Material provided:
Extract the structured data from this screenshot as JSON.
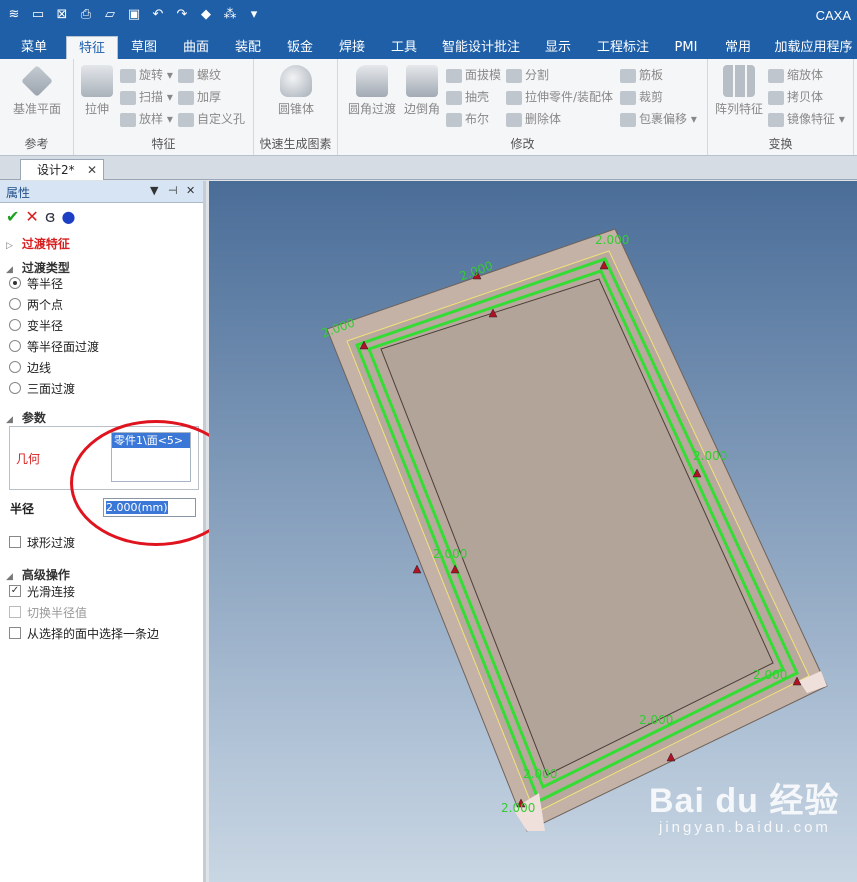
{
  "app": {
    "title": "CAXA"
  },
  "quick_access": [
    "layers-icon",
    "new-file-icon",
    "close-file-icon",
    "print-preview-icon",
    "open-folder-icon",
    "save-icon",
    "undo-icon",
    "redo-icon",
    "part-icon",
    "rebuild-icon",
    "dropdown-icon"
  ],
  "tabs": [
    "菜单",
    "特征",
    "草图",
    "曲面",
    "装配",
    "钣金",
    "焊接",
    "工具",
    "智能设计批注",
    "显示",
    "工程标注",
    "PMI",
    "常用",
    "加载应用程序"
  ],
  "active_tab": "特征",
  "ribbon": {
    "groups": [
      {
        "label": "参考"
      },
      {
        "label": "特征"
      },
      {
        "label": "快速生成图素"
      },
      {
        "label": "修改"
      },
      {
        "label": "变换"
      }
    ],
    "buttons": {
      "datum_plane": "基准平面",
      "extrude": "拉伸",
      "revolve": "旋转",
      "sweep": "扫描",
      "loft": "放样",
      "thread": "螺纹",
      "thicken": "加厚",
      "custom_hole": "自定义孔",
      "cone": "圆锥体",
      "fillet": "圆角过渡",
      "chamfer": "边倒角",
      "face_draft": "面拔模",
      "shell": "抽壳",
      "boolean": "布尔",
      "split": "分割",
      "extrude_to_part": "拉伸零件/装配体",
      "remove_body": "删除体",
      "rib": "筋板",
      "trim": "裁剪",
      "wrap_offset": "包裹偏移",
      "pattern": "阵列特征",
      "scale": "缩放体",
      "copy_body": "拷贝体",
      "mirror": "镜像特征"
    }
  },
  "document_tab": {
    "label": "设计2*",
    "close": "✕"
  },
  "panel": {
    "title": "属性",
    "controls": {
      "menu": "▼",
      "pin": "⊣",
      "close": "✕"
    },
    "tools": {
      "ok": "✔",
      "cancel": "✕",
      "preview": "ɞ",
      "help": "●"
    },
    "feature_title": "过渡特征",
    "type_section": "过渡类型",
    "types": [
      "等半径",
      "两个点",
      "变半径",
      "等半径面过渡",
      "边线",
      "三面过渡"
    ],
    "selected_type": 0,
    "param_section": "参数",
    "geometry_label": "几何",
    "geometry_selected": "零件1\\面<5>",
    "radius_label": "半径",
    "radius_value": "2.000(mm)",
    "spherical_fillet": "球形过渡",
    "advanced_section": "高级操作",
    "smooth_connect": "光滑连接",
    "smooth_connect_checked": true,
    "switch_radius": "切换半径值",
    "select_edge_from_face": "从选择的面中选择一条边"
  },
  "viewport": {
    "dimension_labels": [
      "2.000",
      "2.000",
      "2.000",
      "2.000",
      "2.000",
      "2.000",
      "2.000",
      "2.000",
      "2.000"
    ]
  },
  "watermark": {
    "brand": "Bai du 经验",
    "url": "jingyan.baidu.com"
  },
  "colors": {
    "title_bar": "#1f5fa8",
    "highlight": "#33dd33",
    "part_face": "#b3a49a",
    "annotation_red": "#e0141e"
  }
}
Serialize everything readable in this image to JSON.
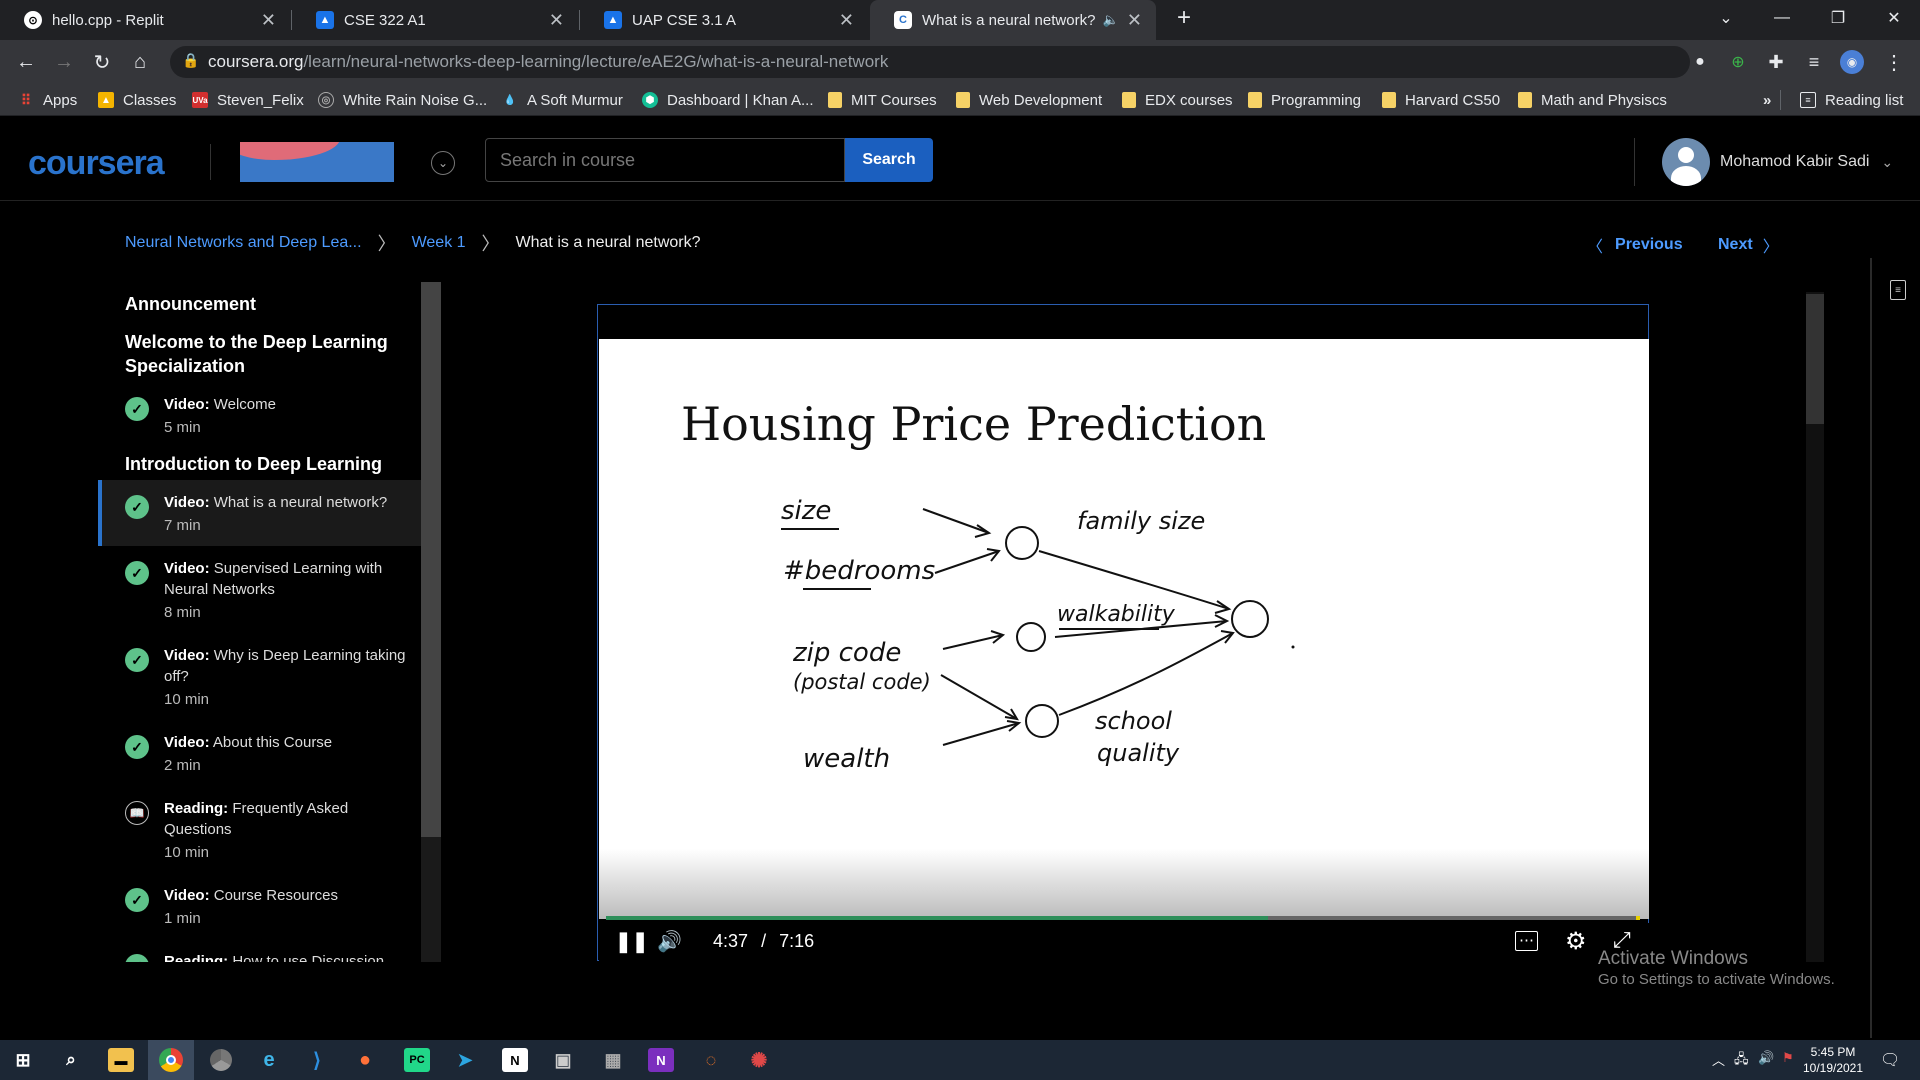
{
  "browser": {
    "tabs": [
      {
        "title": "hello.cpp - Replit",
        "favicon": "replit-icon"
      },
      {
        "title": "CSE 322 A1",
        "favicon": "classroom-icon"
      },
      {
        "title": "UAP CSE 3.1 A",
        "favicon": "classroom-icon"
      },
      {
        "title": "What is a neural network? | C",
        "favicon": "coursera-icon",
        "active": true
      }
    ],
    "url_host": "coursera.org",
    "url_path": "/learn/neural-networks-deep-learning/lecture/eAE2G/what-is-a-neural-network",
    "bookmarks": [
      "Apps",
      "Classes",
      "Steven_Felix",
      "White Rain Noise G...",
      "A Soft Murmur",
      "Dashboard | Khan A...",
      "MIT Courses",
      "Web Development",
      "EDX courses",
      "Programming",
      "Harvard CS50",
      "Math and Physiscs"
    ],
    "bookmarks_more": "»",
    "reading_list": "Reading list"
  },
  "header": {
    "logo": "coursera",
    "search_placeholder": "Search in course",
    "search_button": "Search",
    "user_name": "Mohamod Kabir Sadi"
  },
  "breadcrumb": {
    "course": "Neural Networks and Deep Lea...",
    "week": "Week 1",
    "current": "What is a neural network?"
  },
  "nav": {
    "previous": "Previous",
    "next": "Next"
  },
  "sidebar": {
    "section1": "Announcement",
    "section2": "Welcome to the Deep Learning Specialization",
    "item_welcome": {
      "type": "Video:",
      "title": "Welcome",
      "duration": "5 min"
    },
    "section3": "Introduction to Deep Learning",
    "items": [
      {
        "type": "Video:",
        "title": "What is a neural network?",
        "duration": "7 min"
      },
      {
        "type": "Video:",
        "title": "Supervised Learning with Neural Networks",
        "duration": "8 min"
      },
      {
        "type": "Video:",
        "title": "Why is Deep Learning taking off?",
        "duration": "10 min"
      },
      {
        "type": "Video:",
        "title": "About this Course",
        "duration": "2 min"
      },
      {
        "type": "Reading:",
        "title": "Frequently Asked Questions",
        "duration": "10 min"
      },
      {
        "type": "Video:",
        "title": "Course Resources",
        "duration": "1 min"
      },
      {
        "type": "Reading:",
        "title": "How to use Discussion",
        "duration": ""
      }
    ]
  },
  "video": {
    "slide_title": "Housing Price Prediction",
    "labels": {
      "size": "size",
      "bedrooms": "#bedrooms",
      "zip": "zip code",
      "postal": "(postal code)",
      "wealth": "wealth",
      "family": "family size",
      "walk": "walkability",
      "school1": "school",
      "school2": "quality"
    },
    "current_time": "4:37",
    "separator": "/",
    "duration": "7:16",
    "progress": 0.64
  },
  "watermark": {
    "line1": "Activate Windows",
    "line2": "Go to Settings to activate Windows."
  },
  "taskbar": {
    "time": "5:45 PM",
    "date": "10/19/2021"
  }
}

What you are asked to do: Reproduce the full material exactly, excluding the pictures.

Response below:
Extract the structured data from this screenshot as JSON.
{
  "app": {
    "title": "CAXA"
  },
  "quick_access": [
    "layers-icon",
    "new-file-icon",
    "close-file-icon",
    "print-preview-icon",
    "open-folder-icon",
    "save-icon",
    "undo-icon",
    "redo-icon",
    "part-icon",
    "rebuild-icon",
    "dropdown-icon"
  ],
  "tabs": [
    "菜单",
    "特征",
    "草图",
    "曲面",
    "装配",
    "钣金",
    "焊接",
    "工具",
    "智能设计批注",
    "显示",
    "工程标注",
    "PMI",
    "常用",
    "加载应用程序"
  ],
  "active_tab": "特征",
  "ribbon": {
    "groups": [
      {
        "label": "参考"
      },
      {
        "label": "特征"
      },
      {
        "label": "快速生成图素"
      },
      {
        "label": "修改"
      },
      {
        "label": "变换"
      }
    ],
    "buttons": {
      "datum_plane": "基准平面",
      "extrude": "拉伸",
      "revolve": "旋转",
      "sweep": "扫描",
      "loft": "放样",
      "thread": "螺纹",
      "thicken": "加厚",
      "custom_hole": "自定义孔",
      "cone": "圆锥体",
      "fillet": "圆角过渡",
      "chamfer": "边倒角",
      "face_draft": "面拔模",
      "shell": "抽壳",
      "boolean": "布尔",
      "split": "分割",
      "extrude_to_part": "拉伸零件/装配体",
      "remove_body": "删除体",
      "rib": "筋板",
      "trim": "裁剪",
      "wrap_offset": "包裹偏移",
      "pattern": "阵列特征",
      "scale": "缩放体",
      "copy_body": "拷贝体",
      "mirror": "镜像特征"
    }
  },
  "document_tab": {
    "label": "设计2*",
    "close": "✕"
  },
  "panel": {
    "title": "属性",
    "controls": {
      "menu": "▼",
      "pin": "⊣",
      "close": "✕"
    },
    "tools": {
      "ok": "✔",
      "cancel": "✕",
      "preview": "ɞ",
      "help": "●"
    },
    "feature_title": "过渡特征",
    "type_section": "过渡类型",
    "types": [
      "等半径",
      "两个点",
      "变半径",
      "等半径面过渡",
      "边线",
      "三面过渡"
    ],
    "selected_type": 0,
    "param_section": "参数",
    "geometry_label": "几何",
    "geometry_selected": "零件1\\面<5>",
    "radius_label": "半径",
    "radius_value": "2.000(mm)",
    "spherical_fillet": "球形过渡",
    "advanced_section": "高级操作",
    "smooth_connect": "光滑连接",
    "smooth_connect_checked": true,
    "switch_radius": "切换半径值",
    "select_edge_from_face": "从选择的面中选择一条边"
  },
  "viewport": {
    "dimension_labels": [
      "2.000",
      "2.000",
      "2.000",
      "2.000",
      "2.000",
      "2.000",
      "2.000",
      "2.000",
      "2.000"
    ]
  },
  "watermark": {
    "brand": "Bai du 经验",
    "url": "jingyan.baidu.com"
  },
  "colors": {
    "title_bar": "#1f5fa8",
    "highlight": "#33dd33",
    "part_face": "#b3a49a",
    "annotation_red": "#e0141e"
  }
}
Serialize everything readable in this image to JSON.
{
  "browser": {
    "tabs": [
      {
        "title": "hello.cpp - Replit",
        "favicon": "replit-icon"
      },
      {
        "title": "CSE 322 A1",
        "favicon": "classroom-icon"
      },
      {
        "title": "UAP CSE 3.1 A",
        "favicon": "classroom-icon"
      },
      {
        "title": "What is a neural network? | C",
        "favicon": "coursera-icon",
        "active": true
      }
    ],
    "url_host": "coursera.org",
    "url_path": "/learn/neural-networks-deep-learning/lecture/eAE2G/what-is-a-neural-network",
    "bookmarks": [
      "Apps",
      "Classes",
      "Steven_Felix",
      "White Rain Noise G...",
      "A Soft Murmur",
      "Dashboard | Khan A...",
      "MIT Courses",
      "Web Development",
      "EDX courses",
      "Programming",
      "Harvard CS50",
      "Math and Physiscs"
    ],
    "bookmarks_more": "»",
    "reading_list": "Reading list"
  },
  "header": {
    "logo": "coursera",
    "search_placeholder": "Search in course",
    "search_button": "Search",
    "user_name": "Mohamod Kabir Sadi"
  },
  "breadcrumb": {
    "course": "Neural Networks and Deep Lea...",
    "week": "Week 1",
    "current": "What is a neural network?"
  },
  "nav": {
    "previous": "Previous",
    "next": "Next"
  },
  "sidebar": {
    "section1": "Announcement",
    "section2": "Welcome to the Deep Learning Specialization",
    "item_welcome": {
      "type": "Video:",
      "title": "Welcome",
      "duration": "5 min"
    },
    "section3": "Introduction to Deep Learning",
    "items": [
      {
        "type": "Video:",
        "title": "What is a neural network?",
        "duration": "7 min"
      },
      {
        "type": "Video:",
        "title": "Supervised Learning with Neural Networks",
        "duration": "8 min"
      },
      {
        "type": "Video:",
        "title": "Why is Deep Learning taking off?",
        "duration": "10 min"
      },
      {
        "type": "Video:",
        "title": "About this Course",
        "duration": "2 min"
      },
      {
        "type": "Reading:",
        "title": "Frequently Asked Questions",
        "duration": "10 min"
      },
      {
        "type": "Video:",
        "title": "Course Resources",
        "duration": "1 min"
      },
      {
        "type": "Reading:",
        "title": "How to use Discussion",
        "duration": ""
      }
    ]
  },
  "video": {
    "slide_title": "Housing Price Prediction",
    "labels": {
      "size": "size",
      "bedrooms": "#bedrooms",
      "zip": "zip code",
      "postal": "(postal code)",
      "wealth": "wealth",
      "family": "family size",
      "walk": "walkability",
      "school1": "school",
      "school2": "quality"
    },
    "current_time": "4:37",
    "separator": "/",
    "duration": "7:16",
    "progress": 0.64
  },
  "watermark": {
    "line1": "Activate Windows",
    "line2": "Go to Settings to activate Windows."
  },
  "taskbar": {
    "time": "5:45 PM",
    "date": "10/19/2021"
  }
}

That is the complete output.